Hong Kong's newest tourist attraction - Ngong Ping 360 - finally got off the ground Monday after a three-month delay due to technical glitches.
The soft opening of the billion-dollar Lantau cable car system - accompanied by traditional lion and dragon dances, as well as roast-pork offerings - saw more than 1,600 people take the first rides from Tung Chung to a newly built cultural and retail village near the famous Big Buddha statue at the Po Lin Monastery.
The ceremony was officiated by Russell Black, project director of MTR Corp, which owns the project; Ken Chapman, chairman of Skyrail-ITM, the system's operator; and Bill Calderwood, managing director of Skyrail- ITM.
Tourism Commissioner Au King- chi - who went up to Ngong Ping Village by car - said the new project would give a vital boost to tourism.
"The opening to the public of Ngong Ping 360 is a milestone for Hong Kong tourism," said Au, the only senior government official to attend the event.
Au said she did not take part in the opening ceremony because she had not been officially invited. Asked if she had been given the snub, she replied: "I'm just doing my job here."
A spokeswoman for Skyrail said: "We didn't invite government officials this time. We'll be having a grand opening in about a month, at which we'll invite representatives of the government, the travel industry, tourism bodies and other stakeholders in the project.
"Our focus today is on welcoming the public to enjoy the Ngong Ping 360 experience."
There was some confusion shortly before the opening, with a tourist from Shenzhen complaining that he was disappointed at failing to get a cable car ride on his last day in Hong Kong.

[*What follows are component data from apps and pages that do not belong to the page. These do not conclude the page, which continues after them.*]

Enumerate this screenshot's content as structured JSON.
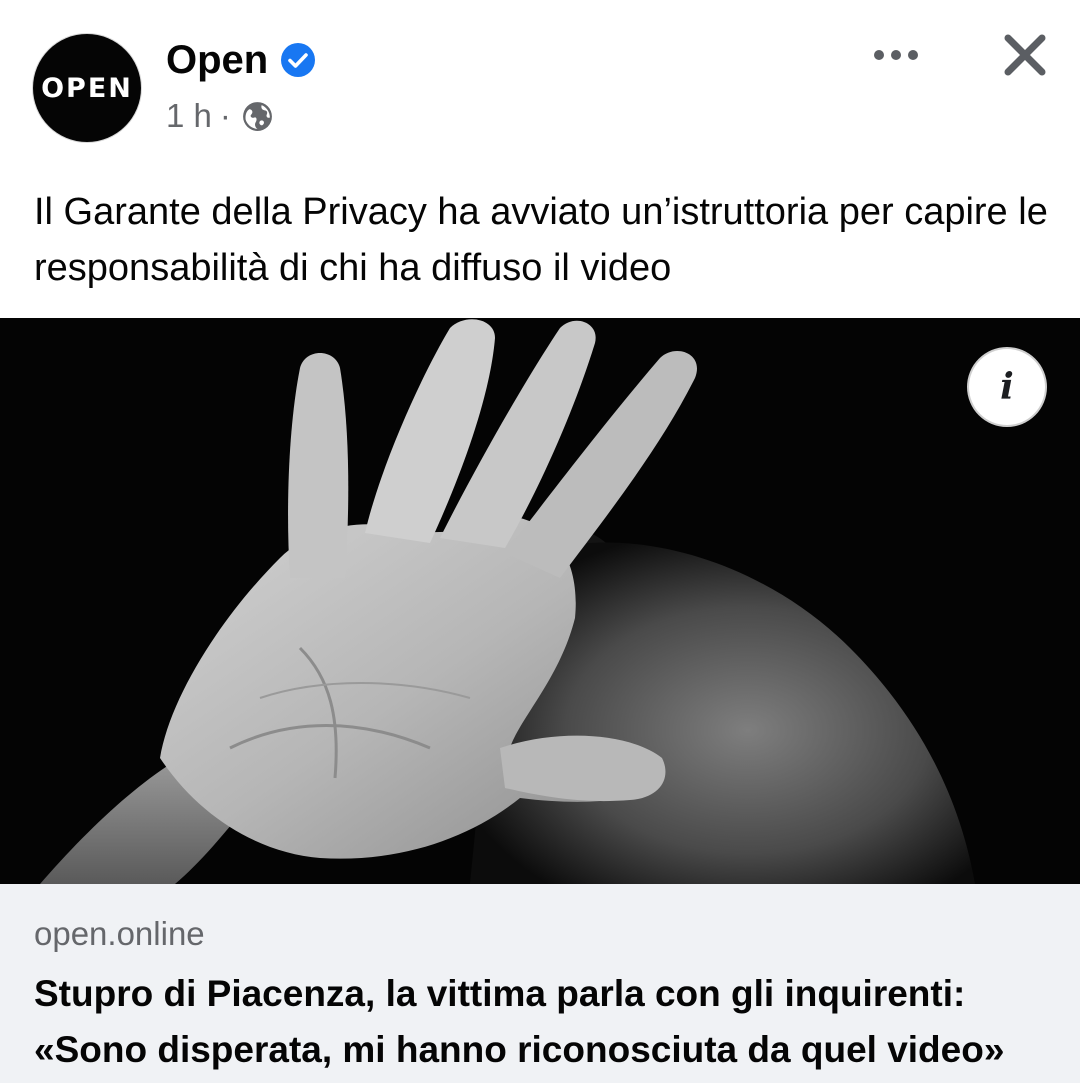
{
  "post": {
    "author": {
      "name": "Open",
      "avatar_text": "OPEN",
      "verified": true
    },
    "timestamp": "1 h",
    "separator": "·",
    "audience_icon": "globe-icon",
    "caption": "Il Garante della Privacy ha avviato un’istruttoria per capire le responsabilità di chi ha diffuso il video",
    "image": {
      "info_label": "i"
    },
    "link": {
      "domain": "open.online",
      "title_line1": "Stupro di Piacenza, la vittima parla con gli inquirenti:",
      "title_line2": "«Sono disperata, mi hanno riconosciuta da quel video»"
    }
  },
  "icons": {
    "more": "more-dots-icon",
    "close": "close-icon",
    "verified": "verified-badge-icon",
    "globe": "globe-icon",
    "info": "info-icon"
  },
  "colors": {
    "verified_blue": "#1877f2",
    "secondary_text": "#65676b",
    "link_bg": "#f0f2f5"
  }
}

"I need a refund on my ticket," the visitor, surnamed Feng, said. "I had originally planned to take the ride up to the Big Buddha and have my lunch at the Po Lin Monastery. I had a ticket for 10am-2pm, but the staff wouldn't let me get on the car," he said.
Hong Kong resident Tony Li said he also found himself in a similar situation, having had to wait for an hour with his wife.
"We bought the tickets last Friday to show our support for this new tourist attraction. But the arrangements are so inappropriate. I think the company should be held responsible," Li said.
A spokesman for Skyrail explained that the tickets had stipulated times for cable car rides.
The system, linking Tung Chung with Ngong Ping plateau and the Big Buddha statue, traverses nearly six kilometers of hills on Lantau island, offering panoramic views of the South China Sea. It was to have opened in June, but was held back following a breakdown during testing which left 500 people stranded in cabins in midair for almost two hours.
Skyrail-ITM has been plagued by an exodus of senior executives, which hit the company's finance, public relations, maintenance, leasing, retail and purchasing units.
However, four of the executives have since been replaced, Calderwood said.
"The important thing is we're looking for people who understand our concept and fit in with local culture," he added.
Calderwood said he was confident operations would be smooth during major holidays ahead, including the mainland's "Golden Week," which starts on October 1 to mark National Day.
A retail shop owner at Ngong Ping Villages said she hoped the coming holiday season would draw more tourists.
"We aim to have a business turnover of HK$20,000-HK$30,000 every day during the Golden Week holidays," she said.
Another shop owner said he hoped the Tourism Board would do more to promote the attraction overseas.
Calderwood said the company was in talks with other shop owners on the possibility of extending their rent-free period.
A Hong Kong Tourism Board spokeswoman said: "We believe the new attraction will have a strong appeal to visitors from both the long- and short- haul markets."